Serving Creative Wine Dinners

Serving Creative Wine Dinners

Profiles: Edwin Amaya and Moreno Espinoza of Wildfire.


Edwin Amaya and Moreno Espinoza at Wildfire

Sometimes in life, two heads are better than one. And in the case of the super-busy kitchen at Tyson’s Galleria Wildfire Restaurant corporate chef Moreno Espinoza and executive chef Edwin Amaya do work well together, and when Espinoza comes to town from the Chicago headquarters, the two collaborate on some interesting fare. Example: Bourbon-Marinated Lamb Chops with asiago and Yukon gold potato gratin, caramelized Brussels sprouts, and a honey-bourbon glaze. Indeed, as Amaya said, without the professional guidance of his boss, he would not be where he is today, overseeing the Tysons’ kitchen.

A native of Honduras, Amaya grew up in a family and a culture in which only girls spent time in the kitchen, he said. The men were expected to work in the fields or undertake some other form of manual labor. “My dad never wanted me in the kitchen,” he said. But like his mother, Amaya found cooking to be a real passion. “She was my role model,” he added, though he finds cooking as well as she did a real challenge. “She is surprised that I am working in a kitchen and that I am successful.”

Espinoza, a native of Michoacan, Mexico has risen to the top of his field even though he has never had formal training. He attributes his success to the many long hours over many years working every station in a professional kitchen. He, too, attributes his cooking passion and skills to his mother. “She was my best teacher,” he said. “I have always challenged myself to be as good as she. She never had anything written down, but I bought all the ingredients stated in her recipes and eventually figured them out.”

When Amaya moved to the United States at the age of 18, he lived with his brothers in California, who were both working in local restaurants, and he ended up working with them. When they moved to Virginia for more opportunities in 2000, he worked at Maggiano’s, Legal Seafood, Daily Grill, Capital Grill, and Bonaroti “There are so many good opportunities here,” he said, adding that Wildfire restaurant hired him to be a prep cook to learn the menu. From a prep cook, he was promoted to kitchen manager. “When I was interviewed and hired,” said Amaya, “it opened up my world.”
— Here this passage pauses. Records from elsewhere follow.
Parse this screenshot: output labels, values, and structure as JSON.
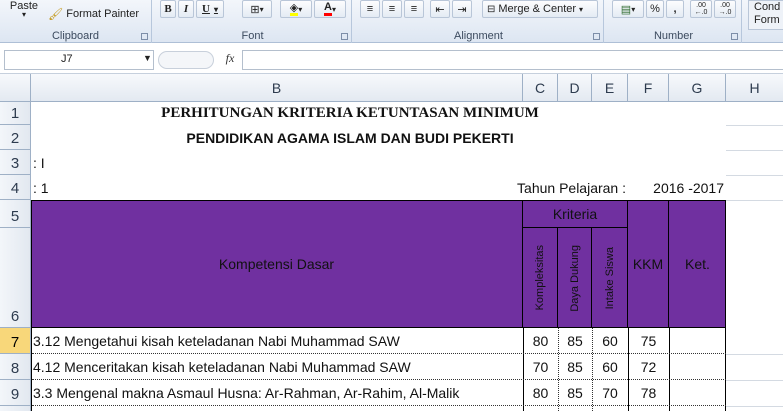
{
  "ribbon": {
    "clipboard": {
      "paste_label": "Paste",
      "format_painter_label": "Format Painter",
      "group_label": "Clipboard"
    },
    "font": {
      "bold": "B",
      "italic": "I",
      "underline": "U",
      "font_color_letter": "A",
      "group_label": "Font"
    },
    "alignment": {
      "merge_label": "Merge & Center",
      "group_label": "Alignment"
    },
    "number": {
      "percent": "%",
      "comma": ",",
      "inc_decimal": ".00 ←.0",
      "dec_decimal": ".00 →.0",
      "group_label": "Number"
    },
    "styles": {
      "cond_label_1": "Cond",
      "cond_label_2": "Form"
    }
  },
  "formula_bar": {
    "cell_ref": "J7",
    "fx_label": "fx",
    "value": ""
  },
  "columns": [
    "B",
    "C",
    "D",
    "E",
    "F",
    "G",
    "H"
  ],
  "rows": [
    "1",
    "2",
    "3",
    "4",
    "5",
    "6",
    "7",
    "8",
    "9"
  ],
  "selected_row": "7",
  "sheet": {
    "title1": "PERHITUNGAN KRITERIA KETUNTASAN MINIMUM",
    "title2": "PENDIDIKAN AGAMA ISLAM DAN BUDI PEKERTI",
    "row3_text": ": I",
    "row4_text": ": 1",
    "tahun_label": "Tahun Pelajaran :",
    "tahun_value": "2016 -2017",
    "header": {
      "kompetensi": "Kompetensi Dasar",
      "kriteria": "Kriteria",
      "kompleksitas": "Kompleksitas",
      "daya_dukung": "Daya Dukung",
      "intake": "Intake Siswa",
      "kkm": "KKM",
      "ket": "Ket."
    },
    "data_rows": [
      {
        "kd": "3.12  Mengetahui kisah keteladanan Nabi Muhammad SAW",
        "c": "80",
        "d": "85",
        "e": "60",
        "f": "75",
        "g": ""
      },
      {
        "kd": "4.12  Menceritakan kisah keteladanan Nabi Muhammad SAW",
        "c": "70",
        "d": "85",
        "e": "60",
        "f": "72",
        "g": ""
      },
      {
        "kd": "3.3  Mengenal makna Asmaul Husna: Ar-Rahman, Ar-Rahim, Al-Malik",
        "c": "80",
        "d": "85",
        "e": "70",
        "f": "78",
        "g": ""
      }
    ]
  },
  "colors": {
    "header_fill": "#7030a0",
    "selected_row_header": "#f8d77a"
  }
}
Fortunately for Amaya, Espinoza recognized in the first instance that this young man had great potential. “We like to develop that and give a chef a chance to improve,” he said. “It also depends on how fast the chef can learn. It has to come from within, and I recognized early that potential within him. I wanted to work with him so he could understand the systems.” He added that when he looks at Amaya, he sees himself who is always hungry for new challenges.

As a long-time employee with the Wildfire brand, Espinoza does know a thing or two about kitchen work. When he started with the group, he had to learn all the stations in the kitchen— food prep, pantry, oven, grill/broiler, and rotisserie—and when he had achieved that, he was offered kitchen manager in 1989. “One year later, I became the executive chef,” he said.

Most recently, the two chefs have worked on developing gluten-free dishes that are packed with flavor and texture. They are also challenged with creating outstanding wine dinners. “Wine dinners give us a chance to play around and be creative,” said Amaya.

Wildfire is located at Tysons Galleria, third floor, 703-442-9110.

Chicken Moreno

Chef Moreno Espinoza’s very popular chicken dish! The marinade recipe makes 3 cups.

Serves 4

Four 6-ounce marinated chicken breast halves

2 tablespoons olive oil

4 tablespoons thinly sliced garlic

Two 8-ounce strips oven dried tomato

½ pound marinated artichoke quarters

2 tablespoons Moreno’s herb marinade

10 whole basil leaves for garnish

1 cup arugula leaves

2 teaspoons lemon vinaigrette

1 sprinkle Parmesan shavings

Chicken Moreno Herb Marinade

1 pound Spanish onions, diced

½ cup extra virgin olive oil

½ cup chopped parsley

½ cup fresh basil, chopped

¼ cup lemon juice

1 1/3 tablespoons Dijon mustard

1 1/3 tablespoons mixture salt and pepper

2 teaspoons dry mustard

1 garlic clove, minced

Place all ingredients in a large container and blend until smooth. Refrigerate.

To cook the chicken breasts, spray a hot grill, and grill both sides until cross marks appear, about 2 minutes per side.

Heat a 10-inch skillet over medium heat. Add the oil, and sauté the garlic. Add the oven-dried tomato strips and the artichoke quarters, and sauté for about 45 seconds. Add the marinade, and toss the ingredients. Add the basil leaves, and sauté for about 10 seconds. Remove from the heat.

To serve, arrange the chicken breasts on each plate, top with equal portions of the artichoke mixture. Deglaze hot sauté pan with chicken juice and drizzle over chicken. Garnish with arugula leaves, lemon vinaigrette, and Parmesan cheese.